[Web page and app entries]
----------

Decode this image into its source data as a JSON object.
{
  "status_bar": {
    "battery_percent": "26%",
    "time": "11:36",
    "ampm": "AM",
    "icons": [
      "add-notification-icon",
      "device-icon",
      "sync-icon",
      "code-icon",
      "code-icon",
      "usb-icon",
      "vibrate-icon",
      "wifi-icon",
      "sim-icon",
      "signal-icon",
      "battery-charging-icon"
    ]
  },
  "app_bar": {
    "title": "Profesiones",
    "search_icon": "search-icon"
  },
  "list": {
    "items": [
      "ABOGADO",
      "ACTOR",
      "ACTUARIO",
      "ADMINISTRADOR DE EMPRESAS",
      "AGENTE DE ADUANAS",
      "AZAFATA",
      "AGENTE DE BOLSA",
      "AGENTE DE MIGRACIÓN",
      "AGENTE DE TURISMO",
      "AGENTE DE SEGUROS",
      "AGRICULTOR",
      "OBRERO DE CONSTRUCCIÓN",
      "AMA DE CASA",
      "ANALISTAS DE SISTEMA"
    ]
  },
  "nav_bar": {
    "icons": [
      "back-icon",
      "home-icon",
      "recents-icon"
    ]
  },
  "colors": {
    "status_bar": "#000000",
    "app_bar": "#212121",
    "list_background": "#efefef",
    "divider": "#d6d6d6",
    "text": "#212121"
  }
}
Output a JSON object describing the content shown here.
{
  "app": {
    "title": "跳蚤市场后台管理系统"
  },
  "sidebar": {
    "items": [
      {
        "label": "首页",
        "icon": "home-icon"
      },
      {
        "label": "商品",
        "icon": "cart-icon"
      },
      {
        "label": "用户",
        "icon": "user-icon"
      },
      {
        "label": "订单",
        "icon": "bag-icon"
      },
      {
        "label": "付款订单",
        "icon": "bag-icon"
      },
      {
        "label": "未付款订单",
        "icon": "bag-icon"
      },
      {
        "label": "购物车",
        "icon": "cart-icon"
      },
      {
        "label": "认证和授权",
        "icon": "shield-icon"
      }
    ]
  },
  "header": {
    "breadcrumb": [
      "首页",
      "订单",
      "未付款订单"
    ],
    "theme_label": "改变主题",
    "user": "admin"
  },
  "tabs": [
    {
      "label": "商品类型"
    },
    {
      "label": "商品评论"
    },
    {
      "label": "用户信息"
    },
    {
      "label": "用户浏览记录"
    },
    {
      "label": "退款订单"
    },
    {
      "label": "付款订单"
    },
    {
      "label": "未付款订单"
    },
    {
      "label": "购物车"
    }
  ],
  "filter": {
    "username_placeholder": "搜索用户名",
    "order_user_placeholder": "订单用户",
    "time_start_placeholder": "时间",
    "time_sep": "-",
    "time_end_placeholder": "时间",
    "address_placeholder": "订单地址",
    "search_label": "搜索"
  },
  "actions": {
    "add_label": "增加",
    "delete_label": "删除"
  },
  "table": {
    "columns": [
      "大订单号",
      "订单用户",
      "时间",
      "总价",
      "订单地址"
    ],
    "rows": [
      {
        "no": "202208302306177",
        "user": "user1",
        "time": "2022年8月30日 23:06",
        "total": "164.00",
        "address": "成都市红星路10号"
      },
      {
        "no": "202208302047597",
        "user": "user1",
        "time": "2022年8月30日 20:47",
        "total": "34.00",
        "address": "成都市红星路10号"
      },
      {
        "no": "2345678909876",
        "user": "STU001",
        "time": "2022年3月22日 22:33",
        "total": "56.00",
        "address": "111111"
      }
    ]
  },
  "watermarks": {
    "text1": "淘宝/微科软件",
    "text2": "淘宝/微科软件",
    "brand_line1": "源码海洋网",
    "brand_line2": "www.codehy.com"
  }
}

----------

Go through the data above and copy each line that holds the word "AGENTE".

OUTPUT OF THE EXERCISE:
      "AGENTE DE ADUANAS",
      "AGENTE DE BOLSA",
      "AGENTE DE MIGRACIÓN",
      "AGENTE DE TURISMO",
      "AGENTE DE SEGUROS",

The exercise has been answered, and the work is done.